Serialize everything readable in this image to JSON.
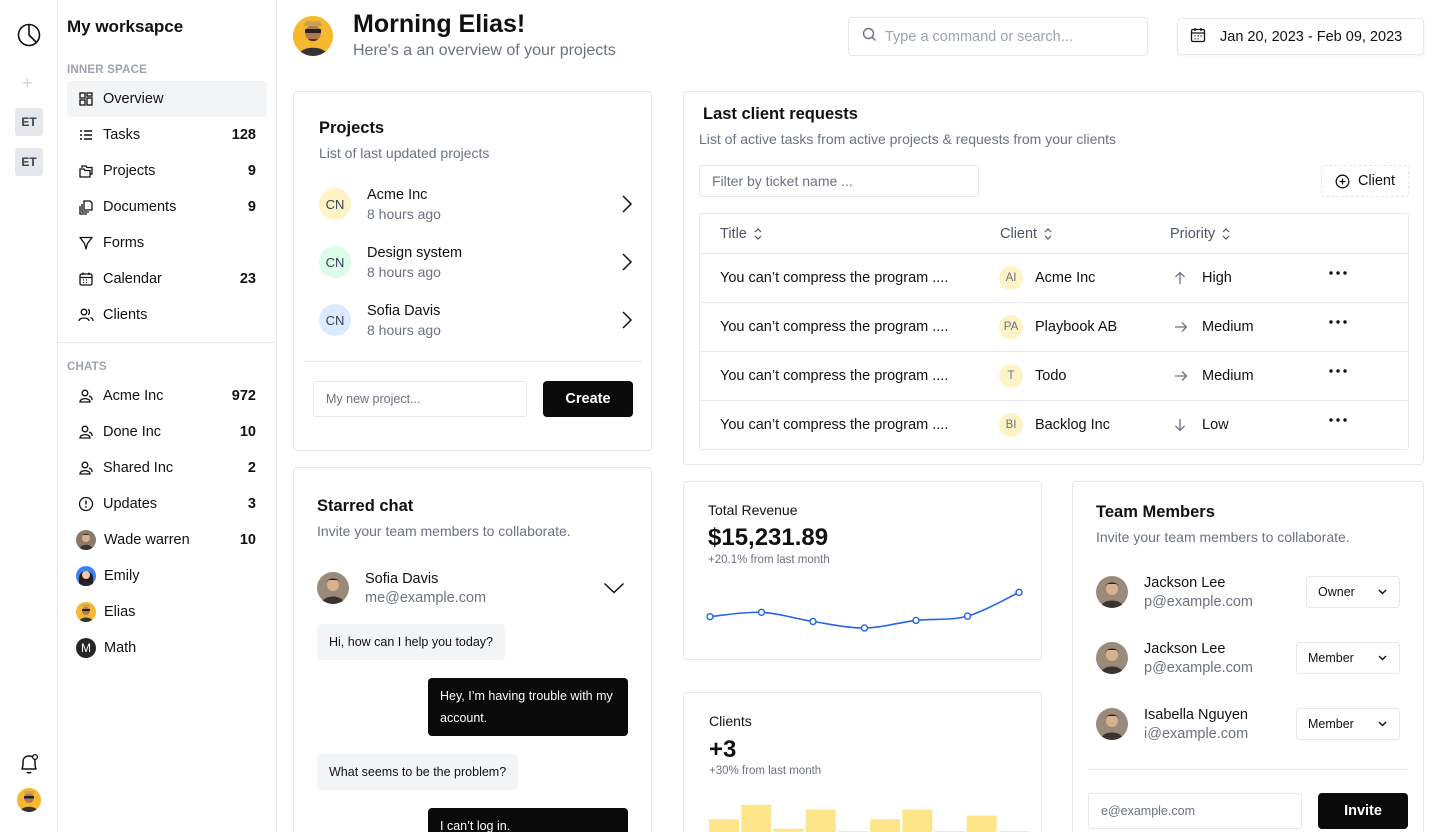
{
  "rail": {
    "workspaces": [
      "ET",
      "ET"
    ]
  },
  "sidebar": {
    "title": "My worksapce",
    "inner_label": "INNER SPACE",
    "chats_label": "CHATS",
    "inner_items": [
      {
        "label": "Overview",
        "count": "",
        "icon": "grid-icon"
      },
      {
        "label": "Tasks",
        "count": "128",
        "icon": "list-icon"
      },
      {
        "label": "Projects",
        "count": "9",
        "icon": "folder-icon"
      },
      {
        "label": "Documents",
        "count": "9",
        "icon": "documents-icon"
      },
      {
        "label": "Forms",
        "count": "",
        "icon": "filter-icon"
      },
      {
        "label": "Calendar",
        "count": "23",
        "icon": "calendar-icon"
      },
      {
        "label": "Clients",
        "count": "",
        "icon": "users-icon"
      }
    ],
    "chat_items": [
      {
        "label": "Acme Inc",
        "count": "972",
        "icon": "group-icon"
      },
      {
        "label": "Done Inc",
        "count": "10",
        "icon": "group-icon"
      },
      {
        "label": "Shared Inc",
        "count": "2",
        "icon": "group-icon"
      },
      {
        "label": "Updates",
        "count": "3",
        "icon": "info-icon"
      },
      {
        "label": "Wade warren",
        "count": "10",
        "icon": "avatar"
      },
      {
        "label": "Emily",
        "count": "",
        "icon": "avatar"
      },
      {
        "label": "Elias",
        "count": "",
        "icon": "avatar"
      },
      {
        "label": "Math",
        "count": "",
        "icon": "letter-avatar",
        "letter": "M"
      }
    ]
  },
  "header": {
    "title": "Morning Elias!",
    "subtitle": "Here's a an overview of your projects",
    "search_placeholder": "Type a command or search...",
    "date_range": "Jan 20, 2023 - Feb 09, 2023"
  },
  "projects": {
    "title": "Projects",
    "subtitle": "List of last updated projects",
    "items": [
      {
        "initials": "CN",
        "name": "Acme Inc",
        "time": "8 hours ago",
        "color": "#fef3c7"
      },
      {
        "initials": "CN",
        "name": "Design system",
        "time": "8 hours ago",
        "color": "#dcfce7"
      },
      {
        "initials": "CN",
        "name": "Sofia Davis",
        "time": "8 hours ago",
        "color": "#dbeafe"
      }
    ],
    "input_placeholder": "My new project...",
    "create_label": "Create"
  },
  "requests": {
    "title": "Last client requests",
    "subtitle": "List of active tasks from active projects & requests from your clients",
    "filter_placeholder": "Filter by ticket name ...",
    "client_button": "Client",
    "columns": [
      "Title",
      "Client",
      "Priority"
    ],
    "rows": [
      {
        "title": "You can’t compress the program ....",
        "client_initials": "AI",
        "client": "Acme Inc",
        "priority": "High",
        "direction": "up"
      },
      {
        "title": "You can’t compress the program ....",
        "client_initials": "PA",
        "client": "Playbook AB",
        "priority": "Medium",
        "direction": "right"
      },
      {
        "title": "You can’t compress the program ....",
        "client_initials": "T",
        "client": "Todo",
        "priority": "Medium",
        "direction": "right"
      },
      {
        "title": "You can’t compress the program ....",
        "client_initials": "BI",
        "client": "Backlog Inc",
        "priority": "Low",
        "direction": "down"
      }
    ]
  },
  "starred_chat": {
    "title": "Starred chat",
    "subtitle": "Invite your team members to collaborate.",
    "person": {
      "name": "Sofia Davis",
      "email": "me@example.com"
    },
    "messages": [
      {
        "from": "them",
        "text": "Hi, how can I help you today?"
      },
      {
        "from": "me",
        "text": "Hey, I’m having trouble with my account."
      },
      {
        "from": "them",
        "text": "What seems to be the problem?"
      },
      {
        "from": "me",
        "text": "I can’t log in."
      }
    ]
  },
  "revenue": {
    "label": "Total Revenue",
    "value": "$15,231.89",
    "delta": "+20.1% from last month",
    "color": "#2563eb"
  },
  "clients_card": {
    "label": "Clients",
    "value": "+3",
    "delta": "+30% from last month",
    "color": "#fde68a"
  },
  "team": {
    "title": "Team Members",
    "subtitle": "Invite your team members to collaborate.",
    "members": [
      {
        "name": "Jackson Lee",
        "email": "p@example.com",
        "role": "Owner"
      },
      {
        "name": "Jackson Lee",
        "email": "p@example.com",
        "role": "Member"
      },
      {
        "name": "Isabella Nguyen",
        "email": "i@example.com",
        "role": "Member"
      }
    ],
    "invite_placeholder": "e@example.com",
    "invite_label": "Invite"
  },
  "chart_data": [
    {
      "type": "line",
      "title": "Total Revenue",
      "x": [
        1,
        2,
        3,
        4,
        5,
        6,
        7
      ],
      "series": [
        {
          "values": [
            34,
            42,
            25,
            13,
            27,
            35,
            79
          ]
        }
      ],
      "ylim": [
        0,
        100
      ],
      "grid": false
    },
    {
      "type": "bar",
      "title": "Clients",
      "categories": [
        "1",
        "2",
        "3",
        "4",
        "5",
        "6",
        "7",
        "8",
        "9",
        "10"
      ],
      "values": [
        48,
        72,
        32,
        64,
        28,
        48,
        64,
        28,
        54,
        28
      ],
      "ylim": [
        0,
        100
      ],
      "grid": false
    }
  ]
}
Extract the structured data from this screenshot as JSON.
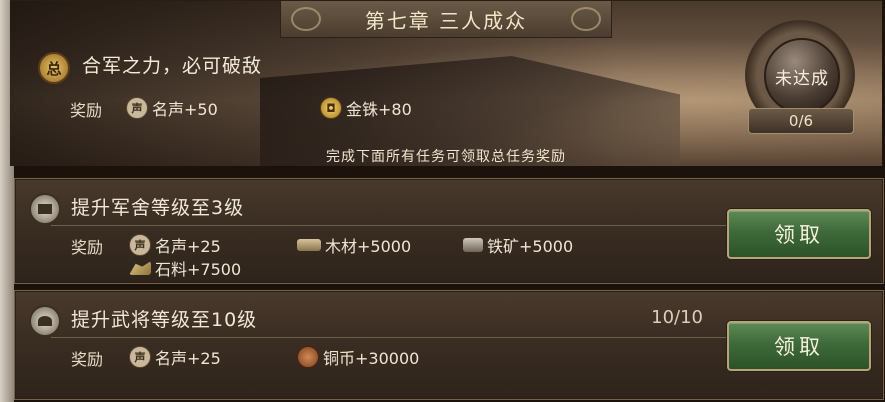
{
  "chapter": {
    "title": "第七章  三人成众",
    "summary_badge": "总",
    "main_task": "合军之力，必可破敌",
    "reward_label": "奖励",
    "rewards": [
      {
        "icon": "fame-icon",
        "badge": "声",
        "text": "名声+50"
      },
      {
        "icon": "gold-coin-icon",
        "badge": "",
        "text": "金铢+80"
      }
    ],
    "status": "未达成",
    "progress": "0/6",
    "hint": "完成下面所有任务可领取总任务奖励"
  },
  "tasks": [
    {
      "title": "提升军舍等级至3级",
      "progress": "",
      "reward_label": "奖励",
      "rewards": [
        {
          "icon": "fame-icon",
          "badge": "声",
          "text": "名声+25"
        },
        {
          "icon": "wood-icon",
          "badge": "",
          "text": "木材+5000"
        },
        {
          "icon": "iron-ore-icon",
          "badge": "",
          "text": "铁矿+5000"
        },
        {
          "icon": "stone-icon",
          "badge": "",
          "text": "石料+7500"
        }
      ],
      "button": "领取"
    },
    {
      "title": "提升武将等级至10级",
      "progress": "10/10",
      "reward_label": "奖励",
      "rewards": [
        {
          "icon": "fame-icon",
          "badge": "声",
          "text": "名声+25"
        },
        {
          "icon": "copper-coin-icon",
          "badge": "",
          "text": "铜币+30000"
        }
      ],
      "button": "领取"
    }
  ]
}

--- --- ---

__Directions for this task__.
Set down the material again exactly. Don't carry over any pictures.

__Answer section__.
Serialize everything readable in this image to JSON.
{
  "rail": {
    "workspaces": [
      "ET",
      "ET"
    ]
  },
  "sidebar": {
    "title": "My worksapce",
    "inner_label": "INNER SPACE",
    "chats_label": "CHATS",
    "inner_items": [
      {
        "label": "Overview",
        "count": "",
        "icon": "grid-icon"
      },
      {
        "label": "Tasks",
        "count": "128",
        "icon": "list-icon"
      },
      {
        "label": "Projects",
        "count": "9",
        "icon": "folder-icon"
      },
      {
        "label": "Documents",
        "count": "9",
        "icon": "documents-icon"
      },
      {
        "label": "Forms",
        "count": "",
        "icon": "filter-icon"
      },
      {
        "label": "Calendar",
        "count": "23",
        "icon": "calendar-icon"
      },
      {
        "label": "Clients",
        "count": "",
        "icon": "users-icon"
      }
    ],
    "chat_items": [
      {
        "label": "Acme Inc",
        "count": "972",
        "icon": "group-icon"
      },
      {
        "label": "Done Inc",
        "count": "10",
        "icon": "group-icon"
      },
      {
        "label": "Shared Inc",
        "count": "2",
        "icon": "group-icon"
      },
      {
        "label": "Updates",
        "count": "3",
        "icon": "info-icon"
      },
      {
        "label": "Wade warren",
        "count": "10",
        "icon": "avatar"
      },
      {
        "label": "Emily",
        "count": "",
        "icon": "avatar"
      },
      {
        "label": "Elias",
        "count": "",
        "icon": "avatar"
      },
      {
        "label": "Math",
        "count": "",
        "icon": "letter-avatar",
        "letter": "M"
      }
    ]
  },
  "header": {
    "title": "Morning Elias!",
    "subtitle": "Here's a an overview of your projects",
    "search_placeholder": "Type a command or search...",
    "date_range": "Jan 20, 2023 - Feb 09, 2023"
  },
  "projects": {
    "title": "Projects",
    "subtitle": "List of last updated projects",
    "items": [
      {
        "initials": "CN",
        "name": "Acme Inc",
        "time": "8 hours ago",
        "color": "#fef3c7"
      },
      {
        "initials": "CN",
        "name": "Design system",
        "time": "8 hours ago",
        "color": "#dcfce7"
      },
      {
        "initials": "CN",
        "name": "Sofia Davis",
        "time": "8 hours ago",
        "color": "#dbeafe"
      }
    ],
    "input_placeholder": "My new project...",
    "create_label": "Create"
  },
  "requests": {
    "title": "Last client requests",
    "subtitle": "List of active tasks from active projects & requests from your clients",
    "filter_placeholder": "Filter by ticket name ...",
    "client_button": "Client",
    "columns": [
      "Title",
      "Client",
      "Priority"
    ],
    "rows": [
      {
        "title": "You can’t compress the program ....",
        "client_initials": "AI",
        "client": "Acme Inc",
        "priority": "High",
        "direction": "up"
      },
      {
        "title": "You can’t compress the program ....",
        "client_initials": "PA",
        "client": "Playbook AB",
        "priority": "Medium",
        "direction": "right"
      },
      {
        "title": "You can’t compress the program ....",
        "client_initials": "T",
        "client": "Todo",
        "priority": "Medium",
        "direction": "right"
      },
      {
        "title": "You can’t compress the program ....",
        "client_initials": "BI",
        "client": "Backlog Inc",
        "priority": "Low",
        "direction": "down"
      }
    ]
  },
  "starred_chat": {
    "title": "Starred chat",
    "subtitle": "Invite your team members to collaborate.",
    "person": {
      "name": "Sofia Davis",
      "email": "me@example.com"
    },
    "messages": [
      {
        "from": "them",
        "text": "Hi, how can I help you today?"
      },
      {
        "from": "me",
        "text": "Hey, I’m having trouble with my account."
      },
      {
        "from": "them",
        "text": "What seems to be the problem?"
      },
      {
        "from": "me",
        "text": "I can’t log in."
      }
    ]
  },
  "revenue": {
    "label": "Total Revenue",
    "value": "$15,231.89",
    "delta": "+20.1% from last month",
    "color": "#2563eb"
  },
  "clients_card": {
    "label": "Clients",
    "value": "+3",
    "delta": "+30% from last month",
    "color": "#fde68a"
  },
  "team": {
    "title": "Team Members",
    "subtitle": "Invite your team members to collaborate.",
    "members": [
      {
        "name": "Jackson Lee",
        "email": "p@example.com",
        "role": "Owner"
      },
      {
        "name": "Jackson Lee",
        "email": "p@example.com",
        "role": "Member"
      },
      {
        "name": "Isabella Nguyen",
        "email": "i@example.com",
        "role": "Member"
      }
    ],
    "invite_placeholder": "e@example.com",
    "invite_label": "Invite"
  },
  "chart_data": [
    {
      "type": "line",
      "title": "Total Revenue",
      "x": [
        1,
        2,
        3,
        4,
        5,
        6,
        7
      ],
      "series": [
        {
          "values": [
            34,
            42,
            25,
            13,
            27,
            35,
            79
          ]
        }
      ],
      "ylim": [
        0,
        100
      ],
      "grid": false
    },
    {
      "type": "bar",
      "title": "Clients",
      "categories": [
        "1",
        "2",
        "3",
        "4",
        "5",
        "6",
        "7",
        "8",
        "9",
        "10"
      ],
      "values": [
        48,
        72,
        32,
        64,
        28,
        48,
        64,
        28,
        54,
        28
      ],
      "ylim": [
        0,
        100
      ],
      "grid": false
    }
  ]
}
Extract the structured data from this screenshot as JSON.
{
  "chapter": {
    "title": "第七章  三人成众",
    "summary_badge": "总",
    "main_task": "合军之力，必可破敌",
    "reward_label": "奖励",
    "rewards": [
      {
        "icon": "fame-icon",
        "badge": "声",
        "text": "名声+50"
      },
      {
        "icon": "gold-coin-icon",
        "badge": "",
        "text": "金铢+80"
      }
    ],
    "status": "未达成",
    "progress": "0/6",
    "hint": "完成下面所有任务可领取总任务奖励"
  },
  "tasks": [
    {
      "title": "提升军舍等级至3级",
      "progress": "",
      "reward_label": "奖励",
      "rewards": [
        {
          "icon": "fame-icon",
          "badge": "声",
          "text": "名声+25"
        },
        {
          "icon": "wood-icon",
          "badge": "",
          "text": "木材+5000"
        },
        {
          "icon": "iron-ore-icon",
          "badge": "",
          "text": "铁矿+5000"
        },
        {
          "icon": "stone-icon",
          "badge": "",
          "text": "石料+7500"
        }
      ],
      "button": "领取"
    },
    {
      "title": "提升武将等级至10级",
      "progress": "10/10",
      "reward_label": "奖励",
      "rewards": [
        {
          "icon": "fame-icon",
          "badge": "声",
          "text": "名声+25"
        },
        {
          "icon": "copper-coin-icon",
          "badge": "",
          "text": "铜币+30000"
        }
      ],
      "button": "领取"
    }
  ]
}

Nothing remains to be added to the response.